#### [Requirement]
When the material ends, stop; until then, set down every line exactly.

#### [Material for the task]
*** Block opens ***

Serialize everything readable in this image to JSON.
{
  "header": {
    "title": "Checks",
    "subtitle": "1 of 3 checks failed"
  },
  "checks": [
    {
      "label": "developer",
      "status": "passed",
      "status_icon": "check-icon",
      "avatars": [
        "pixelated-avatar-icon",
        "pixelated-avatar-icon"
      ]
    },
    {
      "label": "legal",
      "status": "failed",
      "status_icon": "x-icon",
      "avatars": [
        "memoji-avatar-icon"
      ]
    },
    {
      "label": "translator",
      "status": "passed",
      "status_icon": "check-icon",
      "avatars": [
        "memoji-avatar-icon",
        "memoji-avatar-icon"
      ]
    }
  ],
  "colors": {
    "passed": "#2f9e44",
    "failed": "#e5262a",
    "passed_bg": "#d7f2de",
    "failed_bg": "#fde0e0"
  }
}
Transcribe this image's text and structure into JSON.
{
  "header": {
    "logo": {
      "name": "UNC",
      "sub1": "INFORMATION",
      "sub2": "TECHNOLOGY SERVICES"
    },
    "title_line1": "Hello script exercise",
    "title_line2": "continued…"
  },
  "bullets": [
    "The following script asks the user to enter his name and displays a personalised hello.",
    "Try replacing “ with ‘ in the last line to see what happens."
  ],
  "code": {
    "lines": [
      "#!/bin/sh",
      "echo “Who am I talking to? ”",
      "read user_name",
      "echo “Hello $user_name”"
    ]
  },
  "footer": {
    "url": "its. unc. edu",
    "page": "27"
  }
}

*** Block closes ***

#### [Your response]
Serialize everything readable in this image to JSON.
{
  "header": {
    "title": "Checks",
    "subtitle": "1 of 3 checks failed"
  },
  "checks": [
    {
      "label": "developer",
      "status": "passed",
      "status_icon": "check-icon",
      "avatars": [
        "pixelated-avatar-icon",
        "pixelated-avatar-icon"
      ]
    },
    {
      "label": "legal",
      "status": "failed",
      "status_icon": "x-icon",
      "avatars": [
        "memoji-avatar-icon"
      ]
    },
    {
      "label": "translator",
      "status": "passed",
      "status_icon": "check-icon",
      "avatars": [
        "memoji-avatar-icon",
        "memoji-avatar-icon"
      ]
    }
  ],
  "colors": {
    "passed": "#2f9e44",
    "failed": "#e5262a",
    "passed_bg": "#d7f2de",
    "failed_bg": "#fde0e0"
  }
}
Transcribe this image's text and structure into JSON.
{
  "header": {
    "logo": {
      "name": "UNC",
      "sub1": "INFORMATION",
      "sub2": "TECHNOLOGY SERVICES"
    },
    "title_line1": "Hello script exercise",
    "title_line2": "continued…"
  },
  "bullets": [
    "The following script asks the user to enter his name and displays a personalised hello.",
    "Try replacing “ with ‘ in the last line to see what happens."
  ],
  "code": {
    "lines": [
      "#!/bin/sh",
      "echo “Who am I talking to? ”",
      "read user_name",
      "echo “Hello $user_name”"
    ]
  },
  "footer": {
    "url": "its. unc. edu",
    "page": "27"
  }
}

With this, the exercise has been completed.